__MATERIALS PROVIDED__
++++++++++++++++++++

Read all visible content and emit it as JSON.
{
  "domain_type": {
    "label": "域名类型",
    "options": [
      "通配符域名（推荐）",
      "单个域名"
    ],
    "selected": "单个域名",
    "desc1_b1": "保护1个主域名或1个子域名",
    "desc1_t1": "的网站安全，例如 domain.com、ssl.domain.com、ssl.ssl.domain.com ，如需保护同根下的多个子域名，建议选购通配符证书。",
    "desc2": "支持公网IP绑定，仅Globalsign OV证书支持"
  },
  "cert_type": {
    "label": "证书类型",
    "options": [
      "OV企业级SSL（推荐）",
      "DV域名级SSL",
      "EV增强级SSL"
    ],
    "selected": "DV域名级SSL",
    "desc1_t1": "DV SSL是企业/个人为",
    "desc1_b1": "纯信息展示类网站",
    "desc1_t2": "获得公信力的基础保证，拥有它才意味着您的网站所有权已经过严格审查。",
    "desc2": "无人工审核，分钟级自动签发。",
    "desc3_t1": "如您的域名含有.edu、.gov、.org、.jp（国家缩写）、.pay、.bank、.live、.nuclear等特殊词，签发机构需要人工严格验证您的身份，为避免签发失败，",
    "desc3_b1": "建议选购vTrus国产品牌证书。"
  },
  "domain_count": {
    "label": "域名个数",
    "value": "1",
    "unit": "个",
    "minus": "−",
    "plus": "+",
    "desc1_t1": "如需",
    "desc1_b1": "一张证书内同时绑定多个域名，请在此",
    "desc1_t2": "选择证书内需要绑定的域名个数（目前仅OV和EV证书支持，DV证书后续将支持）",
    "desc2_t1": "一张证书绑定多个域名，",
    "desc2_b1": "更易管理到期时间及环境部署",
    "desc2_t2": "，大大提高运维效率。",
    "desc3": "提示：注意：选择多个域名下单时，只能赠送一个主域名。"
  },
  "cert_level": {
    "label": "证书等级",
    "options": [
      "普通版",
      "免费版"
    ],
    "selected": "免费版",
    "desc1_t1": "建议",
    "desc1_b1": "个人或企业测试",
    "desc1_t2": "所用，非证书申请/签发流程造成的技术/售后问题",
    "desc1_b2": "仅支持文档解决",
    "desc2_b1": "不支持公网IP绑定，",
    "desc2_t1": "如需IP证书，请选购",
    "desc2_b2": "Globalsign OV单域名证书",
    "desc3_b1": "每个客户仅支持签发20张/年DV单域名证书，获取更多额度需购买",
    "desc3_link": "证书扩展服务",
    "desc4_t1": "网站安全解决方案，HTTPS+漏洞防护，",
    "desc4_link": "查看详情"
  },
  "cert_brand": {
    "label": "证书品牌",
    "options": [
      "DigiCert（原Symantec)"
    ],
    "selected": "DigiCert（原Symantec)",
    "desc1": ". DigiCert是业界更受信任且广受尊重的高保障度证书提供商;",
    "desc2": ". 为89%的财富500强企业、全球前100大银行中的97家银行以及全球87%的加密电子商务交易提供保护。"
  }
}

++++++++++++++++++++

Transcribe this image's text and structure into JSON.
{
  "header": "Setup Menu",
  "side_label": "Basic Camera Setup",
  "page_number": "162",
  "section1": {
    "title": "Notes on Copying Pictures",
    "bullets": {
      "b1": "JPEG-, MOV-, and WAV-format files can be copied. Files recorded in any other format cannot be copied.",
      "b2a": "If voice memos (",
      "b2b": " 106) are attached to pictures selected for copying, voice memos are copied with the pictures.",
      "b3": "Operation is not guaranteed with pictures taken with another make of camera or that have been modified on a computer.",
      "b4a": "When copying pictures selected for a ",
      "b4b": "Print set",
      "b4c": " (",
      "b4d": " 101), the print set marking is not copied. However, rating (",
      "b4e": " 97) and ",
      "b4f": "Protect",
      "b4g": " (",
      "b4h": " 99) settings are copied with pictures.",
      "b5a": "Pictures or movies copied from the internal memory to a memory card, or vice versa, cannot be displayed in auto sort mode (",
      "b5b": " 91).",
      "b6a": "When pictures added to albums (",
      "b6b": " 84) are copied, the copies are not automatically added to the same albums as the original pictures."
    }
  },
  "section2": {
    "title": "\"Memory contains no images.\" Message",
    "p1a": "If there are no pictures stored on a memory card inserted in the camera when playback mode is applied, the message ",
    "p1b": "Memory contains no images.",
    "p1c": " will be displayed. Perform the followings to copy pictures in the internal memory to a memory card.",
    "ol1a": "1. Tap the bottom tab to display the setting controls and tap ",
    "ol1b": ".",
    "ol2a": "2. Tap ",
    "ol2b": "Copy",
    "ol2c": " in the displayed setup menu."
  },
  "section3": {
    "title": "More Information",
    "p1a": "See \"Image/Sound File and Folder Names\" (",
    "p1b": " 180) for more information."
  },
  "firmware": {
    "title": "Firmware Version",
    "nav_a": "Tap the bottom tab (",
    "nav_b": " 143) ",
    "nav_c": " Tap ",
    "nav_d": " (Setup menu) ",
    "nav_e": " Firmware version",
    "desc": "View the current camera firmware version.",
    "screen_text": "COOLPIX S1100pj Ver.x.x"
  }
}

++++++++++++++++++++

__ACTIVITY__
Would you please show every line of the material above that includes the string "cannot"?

__RESULT FOR THIS EXERCISE__
      "b1": "JPEG-, MOV-, and WAV-format files can be copied. Files recorded in any other format cannot be copied.",
      "b5a": "Pictures or movies copied from the internal memory to a memory card, or vice versa, cannot be displayed in auto sort mode (",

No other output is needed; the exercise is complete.